§ What needs to be done:
Match the string "Commands" against each line below, and copy every line that matches.

##### Data supplied

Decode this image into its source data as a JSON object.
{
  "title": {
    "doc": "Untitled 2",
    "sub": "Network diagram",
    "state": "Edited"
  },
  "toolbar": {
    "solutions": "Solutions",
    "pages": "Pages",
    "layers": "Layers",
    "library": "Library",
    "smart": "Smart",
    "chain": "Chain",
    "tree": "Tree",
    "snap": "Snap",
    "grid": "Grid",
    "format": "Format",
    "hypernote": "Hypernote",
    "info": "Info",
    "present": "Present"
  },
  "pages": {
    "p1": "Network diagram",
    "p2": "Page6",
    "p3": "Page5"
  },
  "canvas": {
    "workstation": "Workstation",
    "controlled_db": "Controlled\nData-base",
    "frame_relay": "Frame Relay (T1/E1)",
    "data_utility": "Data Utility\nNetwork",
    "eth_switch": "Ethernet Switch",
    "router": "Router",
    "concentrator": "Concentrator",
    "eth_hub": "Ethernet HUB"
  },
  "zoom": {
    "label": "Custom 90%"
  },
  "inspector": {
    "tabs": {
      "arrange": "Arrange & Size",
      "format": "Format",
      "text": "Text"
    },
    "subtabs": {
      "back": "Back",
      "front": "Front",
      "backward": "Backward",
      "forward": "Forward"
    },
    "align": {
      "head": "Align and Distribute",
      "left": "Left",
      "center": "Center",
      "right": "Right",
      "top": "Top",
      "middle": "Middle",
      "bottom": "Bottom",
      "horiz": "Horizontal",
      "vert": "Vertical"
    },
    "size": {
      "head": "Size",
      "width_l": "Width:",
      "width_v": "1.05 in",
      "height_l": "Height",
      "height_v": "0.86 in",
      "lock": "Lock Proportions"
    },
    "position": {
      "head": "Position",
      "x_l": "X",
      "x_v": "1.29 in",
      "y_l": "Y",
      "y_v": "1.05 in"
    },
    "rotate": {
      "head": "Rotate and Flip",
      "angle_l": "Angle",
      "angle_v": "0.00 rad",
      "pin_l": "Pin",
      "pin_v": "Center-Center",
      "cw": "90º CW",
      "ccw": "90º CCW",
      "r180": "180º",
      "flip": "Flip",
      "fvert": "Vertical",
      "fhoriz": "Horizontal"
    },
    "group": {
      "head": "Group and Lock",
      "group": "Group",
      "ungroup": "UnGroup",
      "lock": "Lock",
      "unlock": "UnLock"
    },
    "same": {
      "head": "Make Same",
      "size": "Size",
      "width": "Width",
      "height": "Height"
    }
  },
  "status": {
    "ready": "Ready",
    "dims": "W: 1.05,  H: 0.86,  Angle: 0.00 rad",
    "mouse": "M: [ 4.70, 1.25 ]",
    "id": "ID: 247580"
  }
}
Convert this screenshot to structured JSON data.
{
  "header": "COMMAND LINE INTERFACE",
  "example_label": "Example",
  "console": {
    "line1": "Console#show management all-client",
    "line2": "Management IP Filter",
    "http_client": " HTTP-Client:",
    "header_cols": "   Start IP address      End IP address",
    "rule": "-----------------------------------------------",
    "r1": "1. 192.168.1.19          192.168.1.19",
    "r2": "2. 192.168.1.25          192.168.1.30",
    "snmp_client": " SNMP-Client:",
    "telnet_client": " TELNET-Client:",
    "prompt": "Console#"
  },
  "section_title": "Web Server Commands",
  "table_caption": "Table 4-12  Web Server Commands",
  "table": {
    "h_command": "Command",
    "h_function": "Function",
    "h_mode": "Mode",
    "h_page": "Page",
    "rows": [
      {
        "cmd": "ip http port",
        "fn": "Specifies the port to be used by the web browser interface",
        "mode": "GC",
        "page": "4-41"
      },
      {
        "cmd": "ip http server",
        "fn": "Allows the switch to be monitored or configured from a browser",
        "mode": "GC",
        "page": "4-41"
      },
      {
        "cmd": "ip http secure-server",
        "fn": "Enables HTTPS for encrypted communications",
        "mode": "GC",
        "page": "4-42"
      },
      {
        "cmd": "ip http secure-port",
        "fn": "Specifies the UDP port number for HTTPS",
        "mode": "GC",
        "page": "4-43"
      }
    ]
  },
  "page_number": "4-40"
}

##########

§ Response to this exercise:
  "section_title": "Web Server Commands",
  "table_caption": "Table 4-12  Web Server Commands",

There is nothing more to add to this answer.